Juliet Carrington's family had deep roots in Bristol, CT, going back to William's great-grandfather, William Mitchell (born 08/30/1748 in England-d. 02/23/1806 in Bristol, CT). Her parents were Leicester Carrington (born c. 1790-d. 1830 in Lebanon, CT) and Almira Mitchell (born 05/05/1787-d. 03/13/1878 in CT). It was through William Mitchell, a private and sergeant in the 8th and other Connecticut Regiments during the Revolutionary War, that WIlliam H. Jewett applied for admission to the Sons of the American Revolution in 1891. (See Ancestry.com, Source Citation Volume: 28, Source Information: U.S., Sons of the American Revolution Membership Applications, 1889-1970 [database on-line]. Provo, UT, USA: Ancestry.com Operations, Inc., 2011, accessed 11/28/2020.)

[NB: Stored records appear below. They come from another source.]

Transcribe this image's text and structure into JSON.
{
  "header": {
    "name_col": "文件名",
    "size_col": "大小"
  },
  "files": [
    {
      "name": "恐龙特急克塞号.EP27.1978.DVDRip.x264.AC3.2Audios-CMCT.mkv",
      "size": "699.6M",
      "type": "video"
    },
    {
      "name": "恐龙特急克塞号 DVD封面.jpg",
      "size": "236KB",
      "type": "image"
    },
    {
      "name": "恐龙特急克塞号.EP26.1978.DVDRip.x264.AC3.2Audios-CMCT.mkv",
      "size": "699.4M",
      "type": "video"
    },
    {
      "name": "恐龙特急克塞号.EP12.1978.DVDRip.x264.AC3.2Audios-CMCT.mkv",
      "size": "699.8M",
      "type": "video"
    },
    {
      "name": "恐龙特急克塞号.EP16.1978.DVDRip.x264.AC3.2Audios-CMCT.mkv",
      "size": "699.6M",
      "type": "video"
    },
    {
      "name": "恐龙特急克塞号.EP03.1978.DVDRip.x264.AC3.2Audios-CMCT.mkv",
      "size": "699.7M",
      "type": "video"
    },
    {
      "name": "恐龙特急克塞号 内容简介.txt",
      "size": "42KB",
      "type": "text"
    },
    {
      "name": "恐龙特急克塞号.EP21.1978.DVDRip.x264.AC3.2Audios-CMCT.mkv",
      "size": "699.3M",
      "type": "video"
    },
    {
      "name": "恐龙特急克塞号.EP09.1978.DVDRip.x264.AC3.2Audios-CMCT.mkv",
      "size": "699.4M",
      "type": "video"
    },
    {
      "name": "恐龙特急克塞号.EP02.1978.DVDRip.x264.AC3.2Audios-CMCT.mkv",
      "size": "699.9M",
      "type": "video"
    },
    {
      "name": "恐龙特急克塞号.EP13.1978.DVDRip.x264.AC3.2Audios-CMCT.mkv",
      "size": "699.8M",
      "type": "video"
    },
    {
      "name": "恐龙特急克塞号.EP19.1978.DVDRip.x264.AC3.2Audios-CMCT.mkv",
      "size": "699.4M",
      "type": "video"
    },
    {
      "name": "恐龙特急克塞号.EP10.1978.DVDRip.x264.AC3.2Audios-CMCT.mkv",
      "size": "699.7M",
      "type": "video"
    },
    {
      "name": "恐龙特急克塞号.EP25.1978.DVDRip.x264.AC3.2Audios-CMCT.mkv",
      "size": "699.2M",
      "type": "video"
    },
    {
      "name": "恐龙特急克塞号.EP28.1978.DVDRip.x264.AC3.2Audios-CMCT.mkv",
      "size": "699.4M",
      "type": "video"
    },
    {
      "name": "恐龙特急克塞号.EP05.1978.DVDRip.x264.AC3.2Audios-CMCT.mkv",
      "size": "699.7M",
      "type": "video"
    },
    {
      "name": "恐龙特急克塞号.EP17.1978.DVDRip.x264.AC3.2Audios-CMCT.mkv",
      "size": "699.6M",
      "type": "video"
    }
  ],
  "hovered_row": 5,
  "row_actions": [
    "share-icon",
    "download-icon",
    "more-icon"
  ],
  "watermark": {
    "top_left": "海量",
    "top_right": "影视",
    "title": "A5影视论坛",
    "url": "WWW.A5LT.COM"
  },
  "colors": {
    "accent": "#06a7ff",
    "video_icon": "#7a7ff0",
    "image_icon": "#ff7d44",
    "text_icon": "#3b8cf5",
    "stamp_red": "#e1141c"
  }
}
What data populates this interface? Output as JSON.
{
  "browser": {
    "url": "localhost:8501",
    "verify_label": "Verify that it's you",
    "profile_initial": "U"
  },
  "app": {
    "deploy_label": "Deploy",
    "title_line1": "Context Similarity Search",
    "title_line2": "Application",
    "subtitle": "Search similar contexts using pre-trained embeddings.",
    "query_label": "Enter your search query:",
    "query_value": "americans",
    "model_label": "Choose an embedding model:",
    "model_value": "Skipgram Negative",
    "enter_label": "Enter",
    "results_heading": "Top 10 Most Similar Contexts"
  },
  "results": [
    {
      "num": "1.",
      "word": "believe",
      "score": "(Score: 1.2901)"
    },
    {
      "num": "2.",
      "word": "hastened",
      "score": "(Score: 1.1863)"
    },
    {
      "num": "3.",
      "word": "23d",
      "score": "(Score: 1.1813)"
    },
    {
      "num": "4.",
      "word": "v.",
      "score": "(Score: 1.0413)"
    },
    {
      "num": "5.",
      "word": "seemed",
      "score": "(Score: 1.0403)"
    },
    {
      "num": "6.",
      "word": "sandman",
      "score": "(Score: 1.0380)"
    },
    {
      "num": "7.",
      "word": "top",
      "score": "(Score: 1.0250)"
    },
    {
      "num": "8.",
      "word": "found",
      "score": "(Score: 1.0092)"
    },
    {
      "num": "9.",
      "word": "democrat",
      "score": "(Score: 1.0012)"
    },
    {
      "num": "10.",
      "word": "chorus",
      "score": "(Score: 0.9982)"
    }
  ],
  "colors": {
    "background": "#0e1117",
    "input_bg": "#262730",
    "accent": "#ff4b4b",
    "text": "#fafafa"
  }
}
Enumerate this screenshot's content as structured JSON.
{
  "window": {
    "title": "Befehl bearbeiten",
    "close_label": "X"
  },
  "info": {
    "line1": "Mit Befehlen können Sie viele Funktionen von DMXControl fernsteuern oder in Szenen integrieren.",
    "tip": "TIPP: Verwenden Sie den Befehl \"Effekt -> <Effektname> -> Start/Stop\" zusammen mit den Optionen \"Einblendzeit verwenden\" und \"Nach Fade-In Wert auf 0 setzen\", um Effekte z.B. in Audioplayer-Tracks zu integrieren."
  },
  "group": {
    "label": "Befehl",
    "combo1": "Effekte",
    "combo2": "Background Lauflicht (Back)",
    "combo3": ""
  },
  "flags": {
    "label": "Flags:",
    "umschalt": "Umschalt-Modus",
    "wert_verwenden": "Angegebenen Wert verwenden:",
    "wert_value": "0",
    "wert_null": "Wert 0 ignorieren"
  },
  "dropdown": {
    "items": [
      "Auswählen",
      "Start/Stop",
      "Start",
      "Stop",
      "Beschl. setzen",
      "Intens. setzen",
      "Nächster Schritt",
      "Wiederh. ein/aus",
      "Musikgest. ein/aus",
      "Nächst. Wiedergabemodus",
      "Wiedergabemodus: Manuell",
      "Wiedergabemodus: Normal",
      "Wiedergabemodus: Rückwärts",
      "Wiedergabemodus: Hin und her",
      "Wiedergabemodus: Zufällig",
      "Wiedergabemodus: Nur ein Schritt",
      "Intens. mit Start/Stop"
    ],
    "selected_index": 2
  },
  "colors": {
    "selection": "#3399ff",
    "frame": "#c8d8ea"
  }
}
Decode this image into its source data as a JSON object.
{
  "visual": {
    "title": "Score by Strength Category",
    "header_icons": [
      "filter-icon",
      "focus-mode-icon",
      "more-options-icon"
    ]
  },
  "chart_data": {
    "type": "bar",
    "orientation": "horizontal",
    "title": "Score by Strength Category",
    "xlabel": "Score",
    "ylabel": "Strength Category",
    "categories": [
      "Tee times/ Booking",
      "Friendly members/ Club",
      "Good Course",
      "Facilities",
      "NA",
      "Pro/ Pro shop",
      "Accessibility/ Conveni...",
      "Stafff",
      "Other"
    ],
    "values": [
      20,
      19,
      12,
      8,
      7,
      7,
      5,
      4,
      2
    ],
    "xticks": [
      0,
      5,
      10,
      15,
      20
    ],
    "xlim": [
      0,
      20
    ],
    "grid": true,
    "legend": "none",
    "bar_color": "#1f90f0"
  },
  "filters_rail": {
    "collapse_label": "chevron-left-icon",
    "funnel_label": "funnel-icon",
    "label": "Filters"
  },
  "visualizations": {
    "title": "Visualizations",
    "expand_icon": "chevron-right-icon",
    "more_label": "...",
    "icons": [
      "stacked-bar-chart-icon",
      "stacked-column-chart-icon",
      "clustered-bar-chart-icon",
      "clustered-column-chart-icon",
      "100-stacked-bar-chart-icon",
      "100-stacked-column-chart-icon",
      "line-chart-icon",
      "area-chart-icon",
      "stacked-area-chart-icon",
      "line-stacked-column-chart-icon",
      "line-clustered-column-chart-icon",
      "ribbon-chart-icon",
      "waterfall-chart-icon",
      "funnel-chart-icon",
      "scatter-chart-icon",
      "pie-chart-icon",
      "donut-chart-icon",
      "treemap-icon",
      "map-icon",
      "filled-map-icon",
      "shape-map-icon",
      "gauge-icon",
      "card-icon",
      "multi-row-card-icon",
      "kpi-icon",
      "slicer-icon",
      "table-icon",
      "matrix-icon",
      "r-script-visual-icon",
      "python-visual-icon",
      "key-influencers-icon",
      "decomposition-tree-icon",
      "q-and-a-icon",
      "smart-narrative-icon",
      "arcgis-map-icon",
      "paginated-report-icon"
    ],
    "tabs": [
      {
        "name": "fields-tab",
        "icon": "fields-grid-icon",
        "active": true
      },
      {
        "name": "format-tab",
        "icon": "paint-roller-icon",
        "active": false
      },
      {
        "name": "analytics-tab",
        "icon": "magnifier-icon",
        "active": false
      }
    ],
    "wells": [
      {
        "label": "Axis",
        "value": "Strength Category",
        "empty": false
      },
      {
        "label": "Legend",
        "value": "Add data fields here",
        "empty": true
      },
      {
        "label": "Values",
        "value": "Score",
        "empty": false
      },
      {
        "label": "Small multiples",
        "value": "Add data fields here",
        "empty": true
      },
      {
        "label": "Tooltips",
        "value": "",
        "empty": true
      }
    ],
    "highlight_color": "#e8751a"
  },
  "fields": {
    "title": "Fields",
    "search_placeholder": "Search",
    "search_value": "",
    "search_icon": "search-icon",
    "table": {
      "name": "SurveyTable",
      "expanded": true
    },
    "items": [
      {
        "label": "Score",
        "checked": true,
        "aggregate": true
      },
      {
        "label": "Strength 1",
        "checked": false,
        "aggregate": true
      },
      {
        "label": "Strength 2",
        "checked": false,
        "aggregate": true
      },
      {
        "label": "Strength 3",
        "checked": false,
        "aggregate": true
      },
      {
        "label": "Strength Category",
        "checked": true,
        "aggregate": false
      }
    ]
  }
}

Pliny and Juliet had three children: Thomas Backus Jewett (born 01/09/1850 in New Haven, CT-d. 08/08/1885 in CT), Mary E. Jewett (born 08/30/1857 in New Haven, CT) and William Henry Jewett.

Thomas Backus Jewett also became a ohysician, having followed his father as a twelve-year-old boy on his medical rounds at the US Army Knight General Hospital. He graduated from Yale Medical School in 1879, and became a Fellow of the Connecticut Medical Society. (See Ira Spar, New Haven’s Civil War Hospital, A History of Knight US General Hospital 1862-1865, [Jefferson, NC: McFarland and Company, Incorporated, Publishers, 2014], p. 124.)

Spouse

He wed Sarah Louisa Canfield (born c. 05/1867 in CT-d. 11/03/1924 in ) in 1895. Her parents were Edward M. Canfield (born c. 1843 in CT), a wholesale grocer in New Haven, and Sarah Wells (born c. 08/1845 in CT). The Canfields were prosperous, having a personal estate valued at $25,000 in 1870. (See Ancestry.com, Source Citation Year: 1870; Census Place: New Haven Ward 1, New Haven, Connecticut; Roll: M593_109; Page: 113A; Family History Library Film: 545608, accessed 11/28/2020.)

Sarah continued to live at 935 17th Avenue in 1918. (See R.L. Polk and Company's Seattle, Washington, City Directory, 1918, p. 1006.) She died at age 57 at the Meadows Sanitorium in Seattle, possibly of tuberculosis. (See Ancestry.com, Source Information: Washington, U.S., Death Records, 1883-1960 [database on-line]. Provo, UT, USA: Ancestry.com Operations Inc, 2008, accessed 11/28/2020.)

Children

He and Sarah had two children, Juliet Louise Jewett Griffith Parker and Stephen Jewett. (born c. 1901 in WA).

Biographical Notes

A "William Jewett," a farmer and later a laborer not the architect, lived in Seattle in between 1892 and1899. (See Corbett and Company Seattle City Directory, 1892, p. 491 and R.L. Polk and Company's Seattle City Directory, 1899, p. 530.)

Another "William H. Jewett," a farmer, was born in Vermont in 01/1861. (See Ancestry.com, Source Citation Year: 1900; Census Place: Corinna, Wright, Minnesota; Page: 1; Enumeration District: 0222; FHL microfilm: 1240798, accessed 11/30/2020.)


PCAD id: 5584